» Exercise description
Gather each line of the entries below that includes "password".

Task input START

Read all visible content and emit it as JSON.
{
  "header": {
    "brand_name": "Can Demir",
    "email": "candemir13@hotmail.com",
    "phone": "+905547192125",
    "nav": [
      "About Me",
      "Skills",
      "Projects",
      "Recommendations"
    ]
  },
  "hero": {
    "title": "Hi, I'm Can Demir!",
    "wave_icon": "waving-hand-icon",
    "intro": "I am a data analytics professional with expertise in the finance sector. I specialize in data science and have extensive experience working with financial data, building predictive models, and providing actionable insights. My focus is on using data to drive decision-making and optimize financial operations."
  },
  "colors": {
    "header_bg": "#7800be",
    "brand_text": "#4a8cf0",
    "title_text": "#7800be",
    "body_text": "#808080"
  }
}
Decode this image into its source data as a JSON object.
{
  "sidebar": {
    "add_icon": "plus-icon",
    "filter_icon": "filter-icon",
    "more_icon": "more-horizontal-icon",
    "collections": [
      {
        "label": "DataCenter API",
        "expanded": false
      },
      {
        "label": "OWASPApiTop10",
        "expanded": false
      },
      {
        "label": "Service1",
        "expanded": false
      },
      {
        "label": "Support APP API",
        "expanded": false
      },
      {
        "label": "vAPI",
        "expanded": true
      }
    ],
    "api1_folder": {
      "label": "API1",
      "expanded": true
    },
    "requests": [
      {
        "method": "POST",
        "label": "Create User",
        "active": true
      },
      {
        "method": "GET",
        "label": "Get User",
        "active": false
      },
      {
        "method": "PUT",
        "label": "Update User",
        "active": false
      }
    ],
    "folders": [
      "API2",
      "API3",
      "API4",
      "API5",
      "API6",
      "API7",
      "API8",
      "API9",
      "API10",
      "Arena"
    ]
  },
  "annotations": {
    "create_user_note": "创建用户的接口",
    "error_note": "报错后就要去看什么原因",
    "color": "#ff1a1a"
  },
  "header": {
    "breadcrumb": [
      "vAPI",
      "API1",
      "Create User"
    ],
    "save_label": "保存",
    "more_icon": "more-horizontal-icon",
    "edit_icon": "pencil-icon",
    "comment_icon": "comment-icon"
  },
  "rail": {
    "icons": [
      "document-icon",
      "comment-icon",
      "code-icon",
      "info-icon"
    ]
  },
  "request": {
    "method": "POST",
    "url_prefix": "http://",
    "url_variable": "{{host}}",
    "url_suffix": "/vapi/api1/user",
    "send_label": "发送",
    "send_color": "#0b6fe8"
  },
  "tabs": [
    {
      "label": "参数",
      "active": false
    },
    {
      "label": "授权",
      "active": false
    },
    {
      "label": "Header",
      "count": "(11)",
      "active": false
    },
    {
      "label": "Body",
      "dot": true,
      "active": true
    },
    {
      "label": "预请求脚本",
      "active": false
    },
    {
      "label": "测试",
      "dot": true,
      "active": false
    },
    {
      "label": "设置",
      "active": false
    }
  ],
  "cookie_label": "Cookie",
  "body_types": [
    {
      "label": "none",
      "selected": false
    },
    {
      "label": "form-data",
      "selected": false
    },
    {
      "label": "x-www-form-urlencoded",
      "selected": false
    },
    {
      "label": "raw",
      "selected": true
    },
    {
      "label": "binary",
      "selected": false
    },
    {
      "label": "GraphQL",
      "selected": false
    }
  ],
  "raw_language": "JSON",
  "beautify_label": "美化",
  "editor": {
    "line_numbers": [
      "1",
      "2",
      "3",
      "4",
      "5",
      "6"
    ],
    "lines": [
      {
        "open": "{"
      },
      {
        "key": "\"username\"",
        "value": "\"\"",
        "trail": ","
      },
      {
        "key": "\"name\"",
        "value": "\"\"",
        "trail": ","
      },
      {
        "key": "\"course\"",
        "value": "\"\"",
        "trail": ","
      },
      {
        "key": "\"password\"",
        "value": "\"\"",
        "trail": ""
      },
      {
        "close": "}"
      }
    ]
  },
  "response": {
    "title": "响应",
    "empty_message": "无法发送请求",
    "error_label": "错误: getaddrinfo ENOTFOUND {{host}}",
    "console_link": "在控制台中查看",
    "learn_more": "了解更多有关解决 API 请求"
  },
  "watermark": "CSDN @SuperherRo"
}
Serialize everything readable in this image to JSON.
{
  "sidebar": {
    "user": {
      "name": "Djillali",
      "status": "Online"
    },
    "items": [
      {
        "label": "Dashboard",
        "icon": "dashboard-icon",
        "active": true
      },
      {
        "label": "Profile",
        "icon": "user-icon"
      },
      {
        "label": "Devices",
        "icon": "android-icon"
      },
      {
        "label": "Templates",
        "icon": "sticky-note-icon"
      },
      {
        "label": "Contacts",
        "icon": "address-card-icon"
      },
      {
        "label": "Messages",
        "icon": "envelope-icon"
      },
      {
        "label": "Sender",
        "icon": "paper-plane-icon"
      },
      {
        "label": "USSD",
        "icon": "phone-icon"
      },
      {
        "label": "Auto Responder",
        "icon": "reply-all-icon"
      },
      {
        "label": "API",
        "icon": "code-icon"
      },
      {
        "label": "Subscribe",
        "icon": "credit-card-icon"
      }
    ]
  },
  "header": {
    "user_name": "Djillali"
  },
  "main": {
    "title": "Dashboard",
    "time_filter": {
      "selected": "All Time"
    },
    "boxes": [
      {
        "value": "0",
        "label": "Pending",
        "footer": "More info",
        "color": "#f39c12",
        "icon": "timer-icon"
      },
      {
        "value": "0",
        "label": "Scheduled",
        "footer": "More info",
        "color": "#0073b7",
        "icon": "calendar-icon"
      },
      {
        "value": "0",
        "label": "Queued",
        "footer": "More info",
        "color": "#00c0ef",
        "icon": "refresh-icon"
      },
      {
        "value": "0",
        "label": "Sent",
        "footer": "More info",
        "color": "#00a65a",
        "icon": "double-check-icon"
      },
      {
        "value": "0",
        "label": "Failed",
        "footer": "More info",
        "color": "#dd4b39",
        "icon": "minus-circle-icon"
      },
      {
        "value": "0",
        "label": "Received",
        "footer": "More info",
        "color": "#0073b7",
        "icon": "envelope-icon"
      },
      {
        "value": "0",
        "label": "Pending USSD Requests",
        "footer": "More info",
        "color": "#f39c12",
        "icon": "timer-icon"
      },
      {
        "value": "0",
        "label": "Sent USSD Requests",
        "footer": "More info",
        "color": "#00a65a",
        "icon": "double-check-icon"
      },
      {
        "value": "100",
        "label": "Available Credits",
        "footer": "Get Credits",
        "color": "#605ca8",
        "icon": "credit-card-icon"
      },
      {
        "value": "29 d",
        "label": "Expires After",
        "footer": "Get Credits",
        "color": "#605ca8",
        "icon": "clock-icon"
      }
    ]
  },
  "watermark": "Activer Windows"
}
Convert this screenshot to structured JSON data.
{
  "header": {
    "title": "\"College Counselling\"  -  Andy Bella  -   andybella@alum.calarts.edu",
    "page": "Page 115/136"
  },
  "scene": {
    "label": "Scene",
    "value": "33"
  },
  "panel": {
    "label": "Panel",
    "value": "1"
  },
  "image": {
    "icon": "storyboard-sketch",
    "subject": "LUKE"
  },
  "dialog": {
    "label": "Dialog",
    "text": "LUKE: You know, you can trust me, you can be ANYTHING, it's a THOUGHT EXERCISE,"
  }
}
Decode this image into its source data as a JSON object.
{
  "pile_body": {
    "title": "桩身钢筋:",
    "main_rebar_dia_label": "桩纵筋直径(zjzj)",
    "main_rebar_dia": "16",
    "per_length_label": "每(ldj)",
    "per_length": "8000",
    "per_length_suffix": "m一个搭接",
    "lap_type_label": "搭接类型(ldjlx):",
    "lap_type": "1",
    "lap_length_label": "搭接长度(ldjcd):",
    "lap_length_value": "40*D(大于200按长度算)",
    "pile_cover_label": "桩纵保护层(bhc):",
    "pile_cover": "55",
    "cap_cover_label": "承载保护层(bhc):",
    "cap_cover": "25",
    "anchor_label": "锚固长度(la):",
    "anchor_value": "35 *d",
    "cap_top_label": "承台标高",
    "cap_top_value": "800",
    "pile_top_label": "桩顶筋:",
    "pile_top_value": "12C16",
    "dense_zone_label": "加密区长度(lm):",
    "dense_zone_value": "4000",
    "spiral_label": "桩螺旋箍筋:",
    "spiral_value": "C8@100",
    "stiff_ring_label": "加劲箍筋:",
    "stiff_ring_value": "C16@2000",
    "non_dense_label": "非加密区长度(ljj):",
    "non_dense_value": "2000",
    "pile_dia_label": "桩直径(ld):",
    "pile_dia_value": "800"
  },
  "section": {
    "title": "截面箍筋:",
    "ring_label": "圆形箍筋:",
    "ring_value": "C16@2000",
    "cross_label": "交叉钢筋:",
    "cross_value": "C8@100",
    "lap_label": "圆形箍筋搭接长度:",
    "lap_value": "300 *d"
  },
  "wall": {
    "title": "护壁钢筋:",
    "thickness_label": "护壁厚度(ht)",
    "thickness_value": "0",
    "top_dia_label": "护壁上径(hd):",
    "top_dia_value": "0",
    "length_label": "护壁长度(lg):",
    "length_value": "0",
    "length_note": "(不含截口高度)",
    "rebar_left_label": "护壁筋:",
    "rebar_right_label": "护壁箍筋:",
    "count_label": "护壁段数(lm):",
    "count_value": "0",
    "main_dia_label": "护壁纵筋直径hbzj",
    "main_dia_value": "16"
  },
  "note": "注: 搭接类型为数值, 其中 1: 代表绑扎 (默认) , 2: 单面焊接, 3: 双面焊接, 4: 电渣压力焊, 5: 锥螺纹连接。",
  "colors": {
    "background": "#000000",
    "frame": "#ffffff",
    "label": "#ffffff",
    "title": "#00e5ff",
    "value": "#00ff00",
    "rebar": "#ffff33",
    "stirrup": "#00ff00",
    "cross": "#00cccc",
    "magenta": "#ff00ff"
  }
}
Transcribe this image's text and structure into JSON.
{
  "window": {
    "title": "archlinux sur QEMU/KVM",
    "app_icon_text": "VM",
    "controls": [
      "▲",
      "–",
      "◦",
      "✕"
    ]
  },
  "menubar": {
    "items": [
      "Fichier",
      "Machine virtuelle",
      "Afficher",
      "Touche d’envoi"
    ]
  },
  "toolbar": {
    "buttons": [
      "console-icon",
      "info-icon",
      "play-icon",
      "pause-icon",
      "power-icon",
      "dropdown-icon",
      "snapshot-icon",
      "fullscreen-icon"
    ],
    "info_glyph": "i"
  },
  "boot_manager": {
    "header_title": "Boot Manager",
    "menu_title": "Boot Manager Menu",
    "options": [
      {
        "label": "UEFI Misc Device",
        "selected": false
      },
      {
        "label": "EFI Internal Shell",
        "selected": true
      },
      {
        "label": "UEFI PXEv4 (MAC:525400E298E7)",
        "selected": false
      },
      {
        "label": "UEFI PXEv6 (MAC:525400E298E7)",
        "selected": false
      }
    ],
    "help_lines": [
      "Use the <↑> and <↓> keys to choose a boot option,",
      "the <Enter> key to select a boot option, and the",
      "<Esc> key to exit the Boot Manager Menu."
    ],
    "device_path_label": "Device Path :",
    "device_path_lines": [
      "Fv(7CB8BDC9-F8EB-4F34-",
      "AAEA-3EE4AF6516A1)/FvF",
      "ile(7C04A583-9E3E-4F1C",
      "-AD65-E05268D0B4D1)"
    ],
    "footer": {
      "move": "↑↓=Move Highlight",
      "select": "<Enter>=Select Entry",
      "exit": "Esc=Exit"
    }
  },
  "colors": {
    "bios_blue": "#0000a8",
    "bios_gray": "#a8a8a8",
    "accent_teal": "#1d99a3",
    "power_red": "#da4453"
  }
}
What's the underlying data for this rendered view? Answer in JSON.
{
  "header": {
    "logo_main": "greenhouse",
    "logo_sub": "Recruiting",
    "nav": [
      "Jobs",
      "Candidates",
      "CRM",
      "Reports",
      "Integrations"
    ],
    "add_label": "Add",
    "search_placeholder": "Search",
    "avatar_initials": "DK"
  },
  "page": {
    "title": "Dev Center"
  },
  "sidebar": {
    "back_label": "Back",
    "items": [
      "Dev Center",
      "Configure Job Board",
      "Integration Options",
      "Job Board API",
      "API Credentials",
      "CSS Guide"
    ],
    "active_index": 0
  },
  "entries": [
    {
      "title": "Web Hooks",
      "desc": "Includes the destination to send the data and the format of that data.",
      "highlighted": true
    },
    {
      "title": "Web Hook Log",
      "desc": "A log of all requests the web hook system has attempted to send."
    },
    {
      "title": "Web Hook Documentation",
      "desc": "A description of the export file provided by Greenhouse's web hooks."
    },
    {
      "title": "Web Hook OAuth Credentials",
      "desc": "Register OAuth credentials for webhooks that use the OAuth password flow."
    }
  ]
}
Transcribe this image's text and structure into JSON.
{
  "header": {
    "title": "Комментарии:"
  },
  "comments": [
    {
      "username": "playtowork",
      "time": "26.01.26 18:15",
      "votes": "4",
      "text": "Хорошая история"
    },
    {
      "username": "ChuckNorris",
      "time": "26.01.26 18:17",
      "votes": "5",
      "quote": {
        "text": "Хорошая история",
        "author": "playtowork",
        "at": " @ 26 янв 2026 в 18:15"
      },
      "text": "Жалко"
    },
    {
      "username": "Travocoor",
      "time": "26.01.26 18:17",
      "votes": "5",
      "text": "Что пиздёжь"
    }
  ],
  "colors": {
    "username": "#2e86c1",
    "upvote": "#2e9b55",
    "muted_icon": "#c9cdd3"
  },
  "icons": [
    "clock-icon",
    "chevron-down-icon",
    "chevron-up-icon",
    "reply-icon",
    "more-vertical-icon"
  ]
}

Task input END

» Written solution
        "key": "\"password\"",
      "desc": "Register OAuth credentials for webhooks that use the OAuth password flow."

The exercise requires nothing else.